> Task item: Where the entries below show "Transcribe this image's", begin there and print that line and all following lines exactly, through the last, omitting pictures.

> Information supplied:
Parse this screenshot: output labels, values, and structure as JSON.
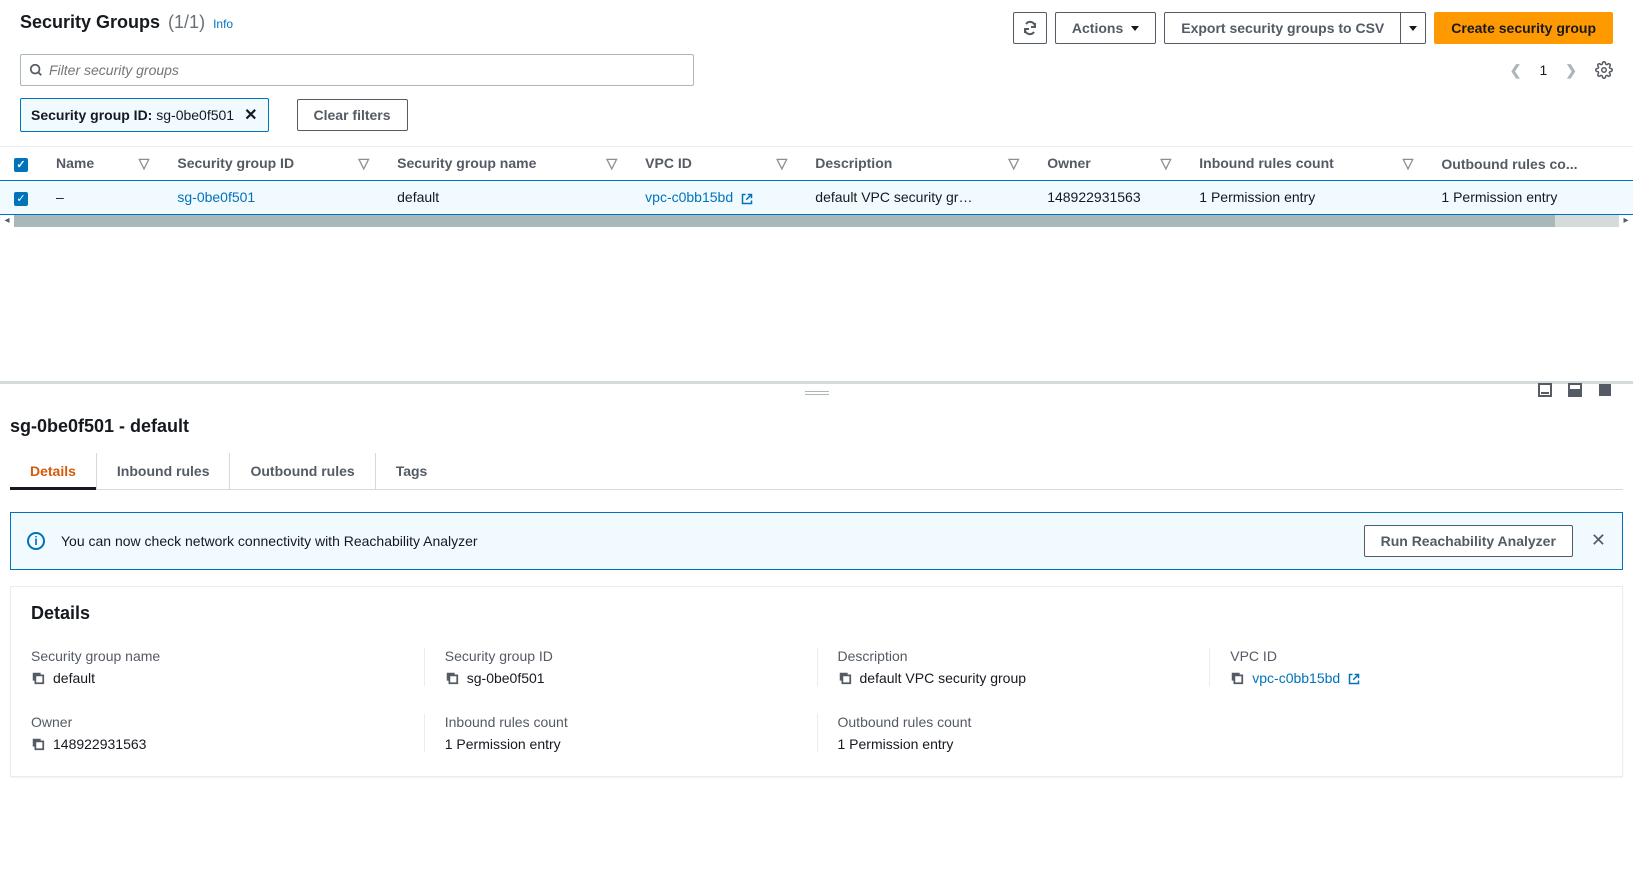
{
  "header": {
    "title": "Security Groups",
    "count": "(1/1)",
    "info": "Info",
    "actions": {
      "actions_label": "Actions",
      "export_label": "Export security groups to CSV",
      "create_label": "Create security group"
    }
  },
  "search": {
    "placeholder": "Filter security groups"
  },
  "filter_chip": {
    "label": "Security group ID:",
    "value": "sg-0be0f501"
  },
  "clear_filters": "Clear filters",
  "pagination": {
    "page": "1"
  },
  "table": {
    "columns": [
      "Name",
      "Security group ID",
      "Security group name",
      "VPC ID",
      "Description",
      "Owner",
      "Inbound rules count",
      "Outbound rules co..."
    ],
    "row": {
      "name": "–",
      "sg_id": "sg-0be0f501",
      "sg_name": "default",
      "vpc_id": "vpc-c0bb15bd",
      "description": "default VPC security gr…",
      "owner": "148922931563",
      "inbound": "1 Permission entry",
      "outbound": "1 Permission entry"
    }
  },
  "detail": {
    "heading": "sg-0be0f501 - default",
    "tabs": [
      "Details",
      "Inbound rules",
      "Outbound rules",
      "Tags"
    ],
    "alert": {
      "text": "You can now check network connectivity with Reachability Analyzer",
      "action": "Run Reachability Analyzer"
    },
    "card_title": "Details",
    "fields": {
      "sg_name_label": "Security group name",
      "sg_name": "default",
      "sg_id_label": "Security group ID",
      "sg_id": "sg-0be0f501",
      "desc_label": "Description",
      "desc": "default VPC security group",
      "vpc_label": "VPC ID",
      "vpc": "vpc-c0bb15bd",
      "owner_label": "Owner",
      "owner": "148922931563",
      "in_label": "Inbound rules count",
      "in": "1 Permission entry",
      "out_label": "Outbound rules count",
      "out": "1 Permission entry"
    }
  }
}
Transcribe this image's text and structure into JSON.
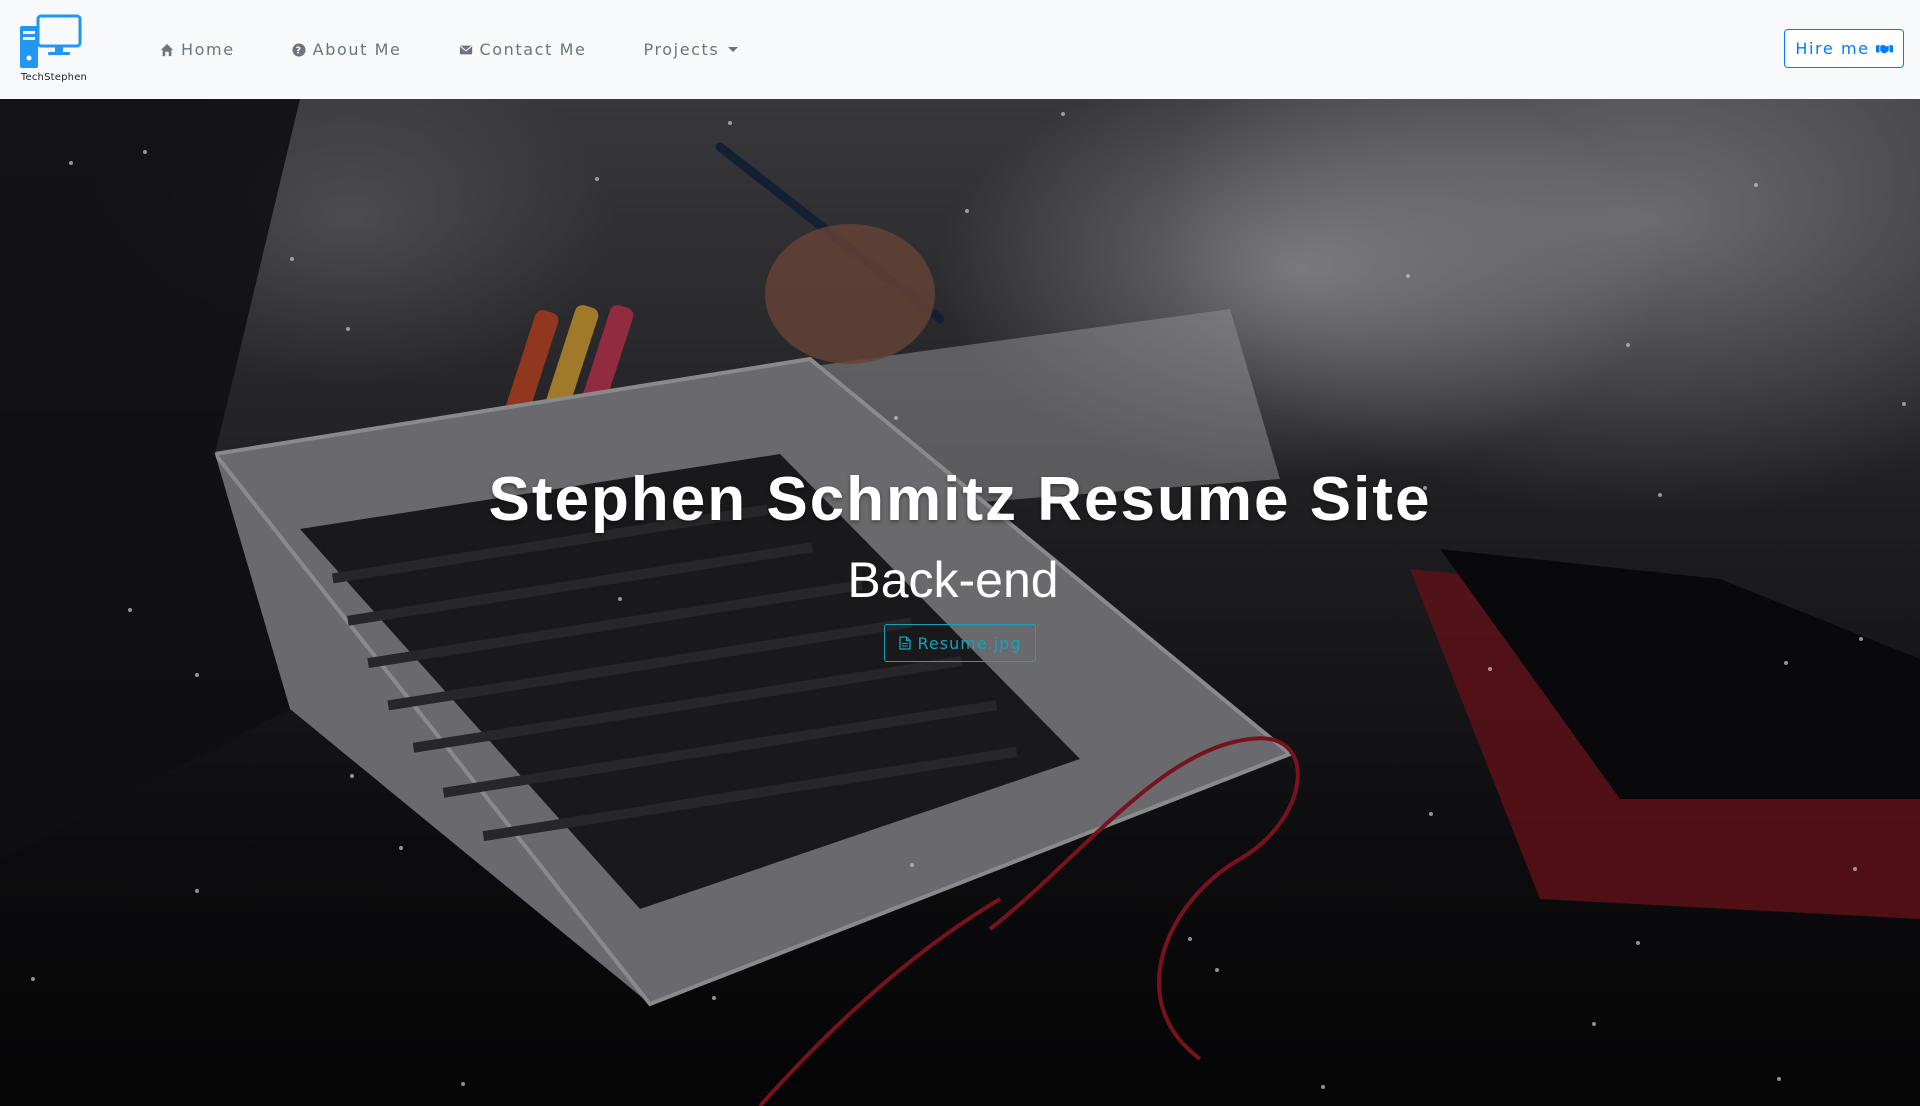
{
  "brand": {
    "name": "TechStephen",
    "logo_icon": "computer-monitor-icon",
    "accent": "#2196f3"
  },
  "nav": {
    "items": [
      {
        "label": "Home",
        "icon": "home-icon"
      },
      {
        "label": "About Me",
        "icon": "question-circle-icon"
      },
      {
        "label": "Contact Me",
        "icon": "envelope-icon"
      },
      {
        "label": "Projects",
        "icon": "dropdown-caret-icon"
      }
    ],
    "hire_button": {
      "label": "Hire me",
      "icon": "handshake-icon"
    }
  },
  "hero": {
    "title": "Stephen Schmitz Resume Site",
    "subtitle": "Back-end",
    "resume_button": {
      "label": "Resume.jpg",
      "icon": "file-icon"
    },
    "background_description_icon": "laptop-desk-photo"
  },
  "colors": {
    "primary": "#007bff",
    "info": "#17a2b8",
    "navbar_bg": "#f8f9fa",
    "nav_text": "#6c757d"
  }
}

> Solution to this task:
Transcribe this image's text and structure into JSON.
{
  "brand": {
    "name": "TechStephen",
    "logo_icon": "computer-monitor-icon",
    "accent": "#2196f3"
  },
  "nav": {
    "items": [
      {
        "label": "Home",
        "icon": "home-icon"
      },
      {
        "label": "About Me",
        "icon": "question-circle-icon"
      },
      {
        "label": "Contact Me",
        "icon": "envelope-icon"
      },
      {
        "label": "Projects",
        "icon": "dropdown-caret-icon"
      }
    ],
    "hire_button": {
      "label": "Hire me",
      "icon": "handshake-icon"
    }
  },
  "hero": {
    "title": "Stephen Schmitz Resume Site",
    "subtitle": "Back-end",
    "resume_button": {
      "label": "Resume.jpg",
      "icon": "file-icon"
    },
    "background_description_icon": "laptop-desk-photo"
  },
  "colors": {
    "primary": "#007bff",
    "info": "#17a2b8",
    "navbar_bg": "#f8f9fa",
    "nav_text": "#6c757d"
  }
}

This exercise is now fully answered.